- Develop and maintain a policy of you, your workers’ compensation contact and/or your managers communicating directly with your injured worker from the point of reporting an injury through return to work to full duty. This provides your employee with a feeling of employer concern for his/her well-being while staying in the communication link for follow-up or therapy visits.
- Make sure your designated contact obtains physician reports after treating an employee and reviews them. In a workers’ compensation claim, you (the employer) own the claim. It is your right to see all documentation related to the claim, and HIPAA is NOT an excuse for the physician’s office to not provide the information. You are paying for it, it is work-related, it is your claim.
- If a physician prescribes lost-time, call the physician and make sure the office is aware of your liberal return-to-work policy, ensuring that you will have work for the employee within the prescribed restrictions.
- Train your employees and managers in the workers’ compensation process for your state. This step shows managers the value of their roles in reducing costs and communicating with employees, and it increases their understanding in prompt and proper care of a reported injury. This step helps employees understand how the process works and reassures them that an attorney will not help their cause.
- Get involved with your insurance provider. Regular contact with your claims adjuster will improve communication and build a relationship of trust. It also allows your designated contact to learn what to look for with “high risk” claims and improve the flow of employee-to-physician-to-insurance provider process.
- Do not settle for “because it happened at work, it must be compensable.” Each claim is unique, but learning how to filter what is and is not compensable will keep you from paying claims you shouldn’t have.
- Review claims monthly with your claims adjuster. Find out why claims are still open versus closed, whether a claim needs to be settled or ongoing, and what the next step should be (do you need surveillance on a questionable claim, is there just one more scheduled therapy appointment before closing the claim, etc.).
- Ask your insurance provider which services are part of your premium, and use the services. This can include walk-through inspections, audits, training for your designated contact and managers, industrial hygiene sampling, hazard assessments or just another set of eyes to measure how you are doing. The provider is on your side, so take advantage of its services.
- Have a formal safety program with employee training and participation. When employees participate in identifying and communicating hazards followed by seeing that you are correcting the hazards, they become your eyes and ears in safety. Corrected hazards are no longer hazards, and they reduce your chance of injuries occurring in the first place.
- Communicate safety as a core value, not just a priority. Unlike priorities that change with the circumstances, a core value is a commitment to doing it right regardless of circumstances. Place safety measurements in performance evaluations for both employees and managers, and hold them accountable for safe performance.

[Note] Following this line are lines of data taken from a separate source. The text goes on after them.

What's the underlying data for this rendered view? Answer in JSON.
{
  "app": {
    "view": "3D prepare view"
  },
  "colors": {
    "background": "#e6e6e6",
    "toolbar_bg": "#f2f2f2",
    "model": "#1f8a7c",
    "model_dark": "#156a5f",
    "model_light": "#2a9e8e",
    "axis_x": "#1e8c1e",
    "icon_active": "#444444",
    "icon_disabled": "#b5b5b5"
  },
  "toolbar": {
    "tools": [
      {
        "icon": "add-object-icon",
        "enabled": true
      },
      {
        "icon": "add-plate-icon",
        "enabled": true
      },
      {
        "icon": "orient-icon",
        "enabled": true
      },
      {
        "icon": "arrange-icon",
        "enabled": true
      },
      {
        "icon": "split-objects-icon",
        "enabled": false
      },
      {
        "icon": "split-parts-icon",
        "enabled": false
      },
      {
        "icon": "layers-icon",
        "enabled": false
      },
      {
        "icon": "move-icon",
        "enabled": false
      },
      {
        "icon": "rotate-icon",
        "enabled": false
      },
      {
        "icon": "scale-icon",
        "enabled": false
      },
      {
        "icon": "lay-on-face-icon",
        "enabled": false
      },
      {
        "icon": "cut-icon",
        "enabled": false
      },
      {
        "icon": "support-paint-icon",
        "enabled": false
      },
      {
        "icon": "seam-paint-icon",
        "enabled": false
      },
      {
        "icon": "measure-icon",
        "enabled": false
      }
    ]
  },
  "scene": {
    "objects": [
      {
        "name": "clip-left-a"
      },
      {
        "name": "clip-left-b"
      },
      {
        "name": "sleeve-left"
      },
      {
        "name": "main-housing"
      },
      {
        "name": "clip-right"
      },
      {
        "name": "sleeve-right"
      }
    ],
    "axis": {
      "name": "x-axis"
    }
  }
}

These points will provide an excellent base for getting a handle on your workers’ compensation claims and costs. Follow as many of these points as possible, and you may see a discount in your workers’ compensation premium just for the effort.
Randy DeVaul is an internationally published writer and author from Westfield, N.Y. With 25 years in safety and emergency response services, he has authored three performance-based safety books and is now writing another.